US researchers said Tuesday a rare case of raccoon rabies is responsible for killing both a US kidney donor in 2011 and his transplant recipient 18 months later.
The report in the July 24 edition of the Journal of the American Medical Association describes the final results of an investigation into the case, which was announced by US health authorities in March.
Doctors did not realize that the donor, described by US media reports as an Air Force mechanic in his 20s, had rabies when he died.
Instead, he was believed to have returned from a fishing trip with a lethal form of food poisoning.
The man's organs -- kidneys, heart and liver -- went to four different people -- three of whom survived and did not develop rabies.
The retired Army veteran who received the donated left kidney died in February 2013, a year and a half after his transplant.
Researchers went back over the donor records and found that the organ questionnaire asked whether he had been exposed to potentially rabid animals in the past six months. The answer was no.
In subsequent interviews with the donor's family, scientists learned he had sustained at least two raccoon bites seven and 18 months prior to his hospitalization.
Family members also reported he had "significant wildlife exposure," including trapping and keeping raccoons in North Carolina, "using them as live bait during dog training exercises, and preparing pelts for display."
The man did not seek medical care for the bites, and the animals were not available for testing.
"The researchers found that, in retrospect, the kidney donor's symptoms prior to death were consistent with rabies," said the study.
The remaining three recipients of his organs were notified and were given anti-rabies shots.
Researchers said the case shows that little is known about how long it takes for certain kinds of rabies to develop illness in people, and whether immune therapies to prevent organ rejection may play a role in slowing disease progression.
"To our knowledge, this is the first report in which un-vaccinated recipients of solid organs from a donor with rabies did not all develop disease," said the study.
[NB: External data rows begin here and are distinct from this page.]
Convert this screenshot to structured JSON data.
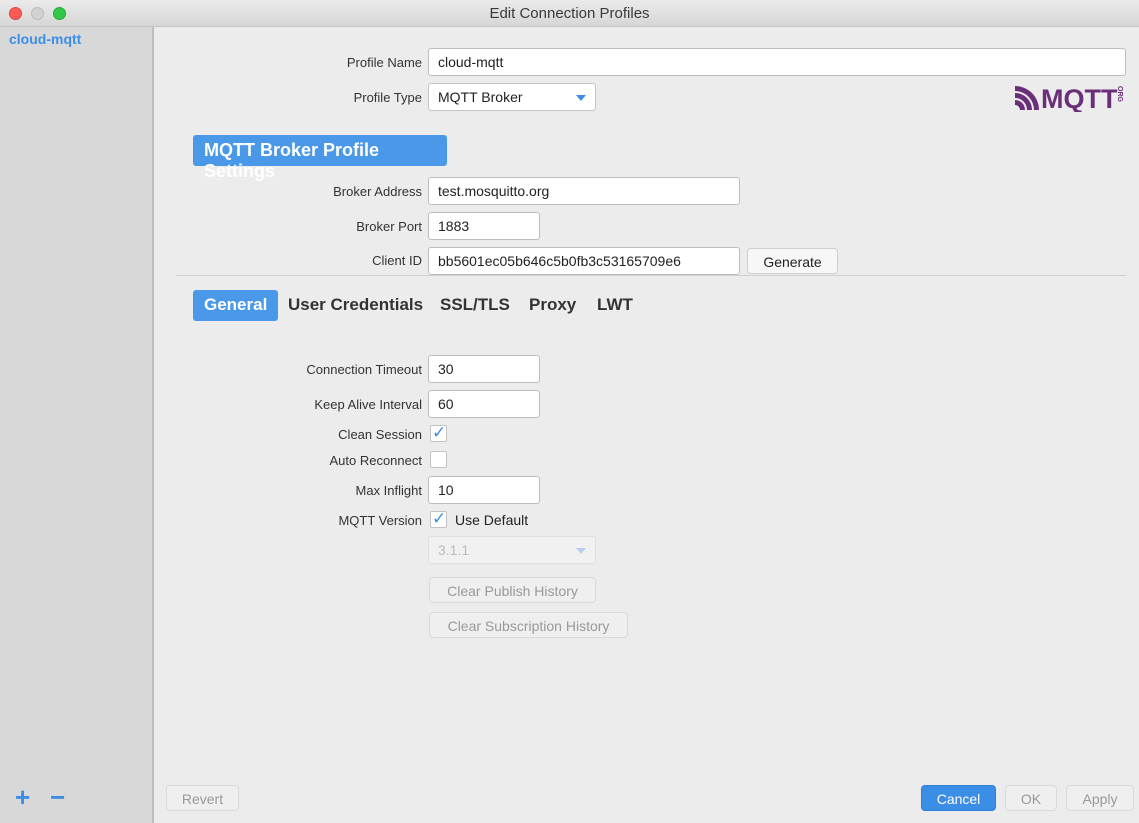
{
  "window": {
    "title": "Edit Connection Profiles"
  },
  "sidebar": {
    "profiles": [
      "cloud-mqtt"
    ],
    "add_label": "+",
    "remove_label": "−"
  },
  "profile": {
    "name_label": "Profile Name",
    "name_value": "cloud-mqtt",
    "type_label": "Profile Type",
    "type_value": "MQTT Broker",
    "logo_text": "MQTT",
    "logo_suffix": "ORG"
  },
  "broker": {
    "section_title": "MQTT Broker Profile Settings",
    "address_label": "Broker Address",
    "address_value": "test.mosquitto.org",
    "port_label": "Broker Port",
    "port_value": "1883",
    "client_id_label": "Client ID",
    "client_id_value": "bb5601ec05b646c5b0fb3c53165709e6",
    "generate_label": "Generate"
  },
  "tabs": [
    "General",
    "User Credentials",
    "SSL/TLS",
    "Proxy",
    "LWT"
  ],
  "active_tab": "General",
  "general": {
    "timeout_label": "Connection Timeout",
    "timeout_value": "30",
    "keepalive_label": "Keep Alive Interval",
    "keepalive_value": "60",
    "clean_session_label": "Clean Session",
    "clean_session_checked": true,
    "auto_reconnect_label": "Auto Reconnect",
    "auto_reconnect_checked": false,
    "max_inflight_label": "Max Inflight",
    "max_inflight_value": "10",
    "mqtt_version_label": "MQTT Version",
    "use_default_label": "Use Default",
    "use_default_checked": true,
    "version_value": "3.1.1",
    "clear_publish_label": "Clear Publish History",
    "clear_subscription_label": "Clear Subscription History"
  },
  "footer": {
    "revert_label": "Revert",
    "cancel_label": "Cancel",
    "ok_label": "OK",
    "apply_label": "Apply"
  },
  "colors": {
    "accent": "#4a98e8",
    "logo": "#6b2f7a"
  }
}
A handful of such cases in the past -- organ donor infections with rabies via dogs or bats -- have resulted in the deaths of all the recipients who had not been vaccinated against rabies.
The case was also unusual in that it took a year a half between the transplant and the onset of fatal illness in the left kidney recipient, making it "the longest documented" incubation period.
The previous record was 39 days, from a cornea transplant that turned out to have a rabies infection, the study said.
Raccoon rabies cases have spread in the eastern United States in recent decades, but only one other case of human infection is known. That case also had an "uncertain" incubation period, the researchers said.
Human rabies infections more commonly result from dog or bat bites.
About 55,000 people die of rabies worldwide every year. The United States has reported about two human rabies deaths annually from 2000 to 2010.
Symptoms of rabies in humans may include seizures, partial paralysis, fever and brain inflammation, or encephalitis. There is no known treatment to cure rabies, once the infection has taken hold.
Researchers called for medical professionals to consider rabies as a potential cause of unexplained encephalitis -- of which there are 1,000 lethal cases each year in the United States -- in order to prevent future cases of rabies transmission by organ donors.
Routine tests are done for HIV and hepatitis but not rabies unless it is clinically suspected, US health authorities have said.